• Saved entries
---+---

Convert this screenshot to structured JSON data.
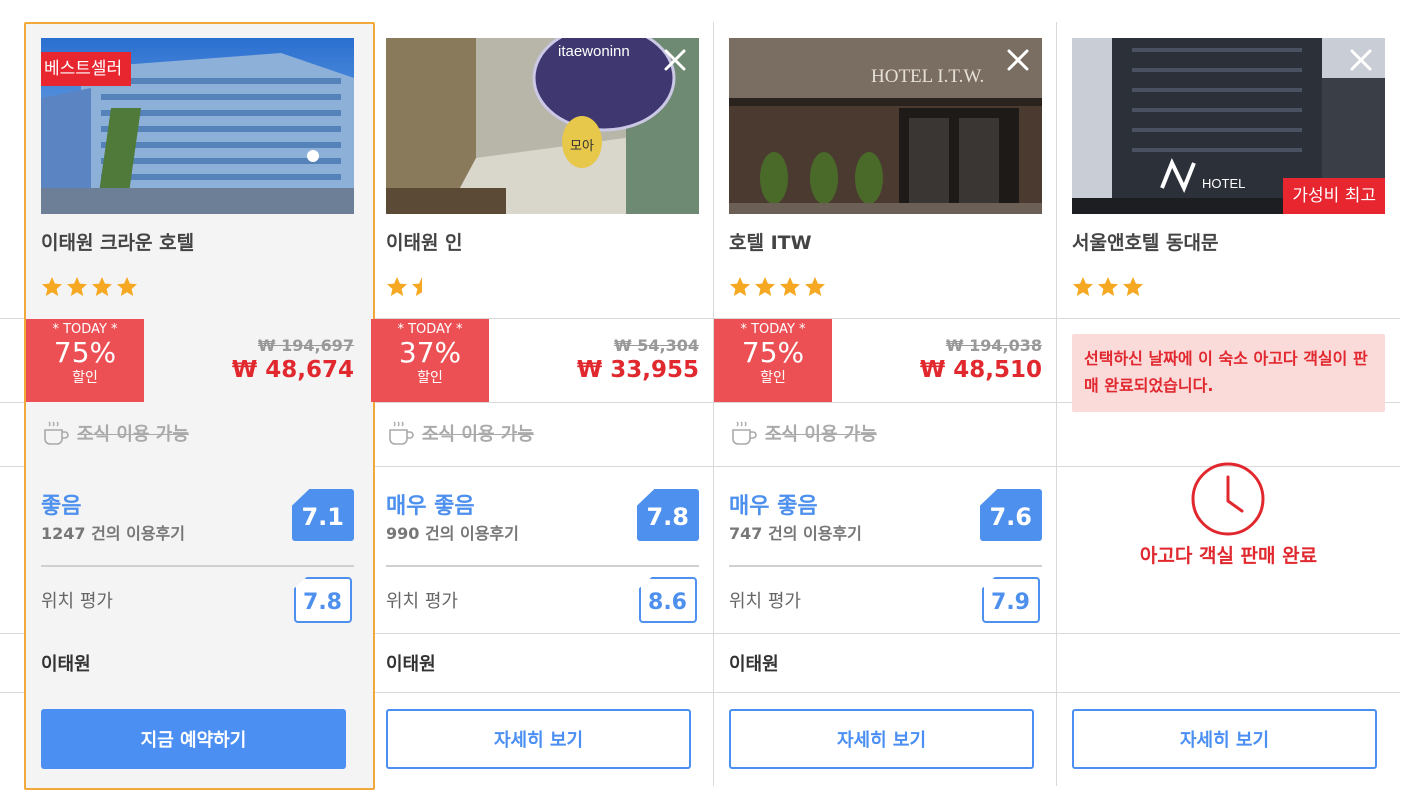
{
  "colors": {
    "accent": "#4b8ff2",
    "sale": "#ec5054",
    "price": "#e0282e",
    "star": "#f7a823",
    "highlight_border": "#f2a93b"
  },
  "hotels": [
    {
      "name": "이태원 크라운 호텔",
      "badge": "베스트셀러",
      "stars": 4,
      "today_label": "* TODAY *",
      "discount": "75%",
      "discount_suffix": "할인",
      "original_price": "₩ 194,697",
      "price": "₩ 48,674",
      "breakfast": "조식 이용 가능",
      "rating_label": "좋음",
      "reviews": "1247 건의 이용후기",
      "score": "7.1",
      "location_label": "위치 평가",
      "location_score": "7.8",
      "area": "이태원",
      "button": "지금 예약하기"
    },
    {
      "name": "이태원 인",
      "stars": 1.5,
      "today_label": "* TODAY *",
      "discount": "37%",
      "discount_suffix": "할인",
      "original_price": "₩ 54,304",
      "price": "₩ 33,955",
      "breakfast": "조식 이용 가능",
      "rating_label": "매우 좋음",
      "reviews": "990 건의 이용후기",
      "score": "7.8",
      "location_label": "위치 평가",
      "location_score": "8.6",
      "area": "이태원",
      "button": "자세히 보기",
      "photo_sign": "itaewoninn",
      "photo_sign2": "모아"
    },
    {
      "name": "호텔 ITW",
      "stars": 4,
      "today_label": "* TODAY *",
      "discount": "75%",
      "discount_suffix": "할인",
      "original_price": "₩ 194,038",
      "price": "₩ 48,510",
      "breakfast": "조식 이용 가능",
      "rating_label": "매우 좋음",
      "reviews": "747 건의 이용후기",
      "score": "7.6",
      "location_label": "위치 평가",
      "location_score": "7.9",
      "area": "이태원",
      "button": "자세히 보기",
      "photo_sign": "HOTEL I.T.W."
    },
    {
      "name": "서울앤호텔 동대문",
      "badge": "가성비 최고",
      "stars": 3,
      "sold_message": "선택하신 날짜에 이 숙소 아고다 객실이 판매 완료되었습니다.",
      "sold_out": "아고다 객실 판매 완료",
      "button": "자세히 보기",
      "photo_sign": "HOTEL"
    }
  ]
}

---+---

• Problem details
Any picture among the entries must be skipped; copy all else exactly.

• Answer to the problem
Convert this screenshot to structured JSON data.
{
  "colors": {
    "accent": "#4b8ff2",
    "sale": "#ec5054",
    "price": "#e0282e",
    "star": "#f7a823",
    "highlight_border": "#f2a93b"
  },
  "hotels": [
    {
      "name": "이태원 크라운 호텔",
      "badge": "베스트셀러",
      "stars": 4,
      "today_label": "* TODAY *",
      "discount": "75%",
      "discount_suffix": "할인",
      "original_price": "₩ 194,697",
      "price": "₩ 48,674",
      "breakfast": "조식 이용 가능",
      "rating_label": "좋음",
      "reviews": "1247 건의 이용후기",
      "score": "7.1",
      "location_label": "위치 평가",
      "location_score": "7.8",
      "area": "이태원",
      "button": "지금 예약하기"
    },
    {
      "name": "이태원 인",
      "stars": 1.5,
      "today_label": "* TODAY *",
      "discount": "37%",
      "discount_suffix": "할인",
      "original_price": "₩ 54,304",
      "price": "₩ 33,955",
      "breakfast": "조식 이용 가능",
      "rating_label": "매우 좋음",
      "reviews": "990 건의 이용후기",
      "score": "7.8",
      "location_label": "위치 평가",
      "location_score": "8.6",
      "area": "이태원",
      "button": "자세히 보기",
      "photo_sign": "itaewoninn",
      "photo_sign2": "모아"
    },
    {
      "name": "호텔 ITW",
      "stars": 4,
      "today_label": "* TODAY *",
      "discount": "75%",
      "discount_suffix": "할인",
      "original_price": "₩ 194,038",
      "price": "₩ 48,510",
      "breakfast": "조식 이용 가능",
      "rating_label": "매우 좋음",
      "reviews": "747 건의 이용후기",
      "score": "7.6",
      "location_label": "위치 평가",
      "location_score": "7.9",
      "area": "이태원",
      "button": "자세히 보기",
      "photo_sign": "HOTEL I.T.W."
    },
    {
      "name": "서울앤호텔 동대문",
      "badge": "가성비 최고",
      "stars": 3,
      "sold_message": "선택하신 날짜에 이 숙소 아고다 객실이 판매 완료되었습니다.",
      "sold_out": "아고다 객실 판매 완료",
      "button": "자세히 보기",
      "photo_sign": "HOTEL"
    }
  ]
}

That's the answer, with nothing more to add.